That’s why our content strategy is more than a content calendar, more than a Facebook update, the videos we shoot and the clever captions we post on Instagram.

Content is central to all we do at Firefly360 because we need to tell customers different stories at different points along their path to purchase. And the stories have to convey not only what your product does, but how it makes them feel.

Here's a big misconception: Social fans and your database are your most important segment

The truth about the real impact of fans or your database has always been assumed to be the most important segment of a brand’s entire customer base.

Byron Sharp, (The Ehrenberg-Bass Institute for Marketing Science) says in his book “How Brands Grow” that the notion of just targeting Facebook fans or your most loyal buyers, is flawed.

It turns out that fans actually contribute the least to a brand’s growth and sales effects.

It turns out that fans actually contribute the least to a brand’s growth and sales effects. This doesn’t mean that fans are irrelevant of course, but that brands who seek growth shouldn’t just target loyal customers or fans on Facebook but should also include non-buyers and light buyers.

Source: How Brands Grow, Byron Sharp

Data is the Key to Content

As everyone is different we need to understand more about an individual’s buying behaviours and preferences to communicate effectively. We now have access to deep data that quantifies an individual consumer’s attitudes and behaviours, interests and perceptions, allowing us to go far beyond demographics.

Smart brands will use deep insights to identify their audiences’ shared interests and attitudes, while pinpointing the differences that make them unique.

Demographic data that groups people according to age, gender, household income, location and ethnicity no longer provides enough intelligence to connect with consumers.

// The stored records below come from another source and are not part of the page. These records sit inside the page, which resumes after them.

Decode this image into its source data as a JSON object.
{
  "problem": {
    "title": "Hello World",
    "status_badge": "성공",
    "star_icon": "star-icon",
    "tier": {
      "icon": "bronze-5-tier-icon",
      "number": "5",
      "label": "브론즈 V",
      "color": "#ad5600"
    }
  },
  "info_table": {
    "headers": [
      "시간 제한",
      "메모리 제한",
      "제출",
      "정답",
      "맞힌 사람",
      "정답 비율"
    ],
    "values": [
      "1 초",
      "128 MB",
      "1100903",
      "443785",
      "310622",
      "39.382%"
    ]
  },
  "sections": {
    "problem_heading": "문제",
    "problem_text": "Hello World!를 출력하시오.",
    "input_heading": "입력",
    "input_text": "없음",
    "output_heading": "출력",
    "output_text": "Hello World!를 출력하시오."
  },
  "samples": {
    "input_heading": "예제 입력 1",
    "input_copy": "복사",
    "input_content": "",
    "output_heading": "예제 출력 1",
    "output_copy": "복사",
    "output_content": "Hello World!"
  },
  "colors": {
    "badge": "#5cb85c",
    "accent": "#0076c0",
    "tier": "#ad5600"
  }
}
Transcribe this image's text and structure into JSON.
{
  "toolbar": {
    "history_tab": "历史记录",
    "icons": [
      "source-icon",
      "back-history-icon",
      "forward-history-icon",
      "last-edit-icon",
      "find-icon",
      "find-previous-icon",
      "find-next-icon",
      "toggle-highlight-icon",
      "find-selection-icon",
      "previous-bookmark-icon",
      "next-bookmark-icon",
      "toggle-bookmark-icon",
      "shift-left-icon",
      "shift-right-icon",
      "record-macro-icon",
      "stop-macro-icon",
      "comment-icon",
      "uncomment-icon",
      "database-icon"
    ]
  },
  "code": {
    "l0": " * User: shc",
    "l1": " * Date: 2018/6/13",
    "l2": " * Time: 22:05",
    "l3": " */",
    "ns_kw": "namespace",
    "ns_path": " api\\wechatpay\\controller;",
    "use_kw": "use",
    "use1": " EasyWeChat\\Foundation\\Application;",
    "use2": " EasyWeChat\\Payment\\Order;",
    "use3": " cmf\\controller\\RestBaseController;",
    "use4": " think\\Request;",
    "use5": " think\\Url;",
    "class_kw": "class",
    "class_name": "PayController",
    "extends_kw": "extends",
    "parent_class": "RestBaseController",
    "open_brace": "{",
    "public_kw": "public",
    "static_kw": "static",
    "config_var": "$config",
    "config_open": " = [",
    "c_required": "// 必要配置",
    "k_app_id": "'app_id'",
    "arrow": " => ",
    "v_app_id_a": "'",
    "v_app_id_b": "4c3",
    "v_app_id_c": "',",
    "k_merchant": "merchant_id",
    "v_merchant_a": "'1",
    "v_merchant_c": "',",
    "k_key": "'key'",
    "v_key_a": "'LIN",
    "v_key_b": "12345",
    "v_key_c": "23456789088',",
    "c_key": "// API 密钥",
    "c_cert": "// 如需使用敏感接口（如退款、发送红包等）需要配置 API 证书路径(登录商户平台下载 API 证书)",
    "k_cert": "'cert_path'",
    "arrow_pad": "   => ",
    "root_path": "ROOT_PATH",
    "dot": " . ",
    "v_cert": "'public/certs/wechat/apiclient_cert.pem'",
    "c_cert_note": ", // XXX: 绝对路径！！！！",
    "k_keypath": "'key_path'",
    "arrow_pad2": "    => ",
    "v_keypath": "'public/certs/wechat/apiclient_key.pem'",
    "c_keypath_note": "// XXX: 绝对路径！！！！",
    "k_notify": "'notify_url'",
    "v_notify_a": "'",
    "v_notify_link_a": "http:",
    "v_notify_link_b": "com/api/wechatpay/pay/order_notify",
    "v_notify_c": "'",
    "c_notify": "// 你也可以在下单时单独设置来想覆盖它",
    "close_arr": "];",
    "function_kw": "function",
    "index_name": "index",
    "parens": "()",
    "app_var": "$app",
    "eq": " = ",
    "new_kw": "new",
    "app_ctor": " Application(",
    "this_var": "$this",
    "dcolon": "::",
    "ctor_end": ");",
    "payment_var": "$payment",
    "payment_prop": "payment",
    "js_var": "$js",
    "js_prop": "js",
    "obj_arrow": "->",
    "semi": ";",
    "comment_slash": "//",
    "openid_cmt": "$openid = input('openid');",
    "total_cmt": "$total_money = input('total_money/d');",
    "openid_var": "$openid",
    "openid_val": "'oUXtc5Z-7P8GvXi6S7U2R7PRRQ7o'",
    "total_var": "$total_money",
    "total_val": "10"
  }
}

With AI and machine learning forming a key part of how users are targeted these days, this has helped to enable a deeper level of targeting.

Enter micro-targeting.

Micro-audiences came on the scene as a means of segmenting small groups of like-minded individuals to target and influence their thoughts or actions.

It relies on understanding the target audience so well that marketers will also have a very good idea as to how these people will respond.

From first-party insights into what a consumer has searched for on your site to third-party insights that reveal behaviours and perceptions, we can now drill down in as much detail as possible to reach very specific audiences in a microscopic way.

This gives us the tools to deliver content that truly resonates.

Meaningful data ties your brand to the consumers in moments that matter

Using this to tailor their marketing to their audience, this means improving the individual customer experience, increasing engagement, and ultimately, driving ROI.

We now live in a world of Customer Data Platforms, custom 1-1 brand experiences (the experience you have with a brand will be different to others), deep analytics than can predict your new best purchase and machine learning than influences our marketing decisions.

Still think mass marketing is king?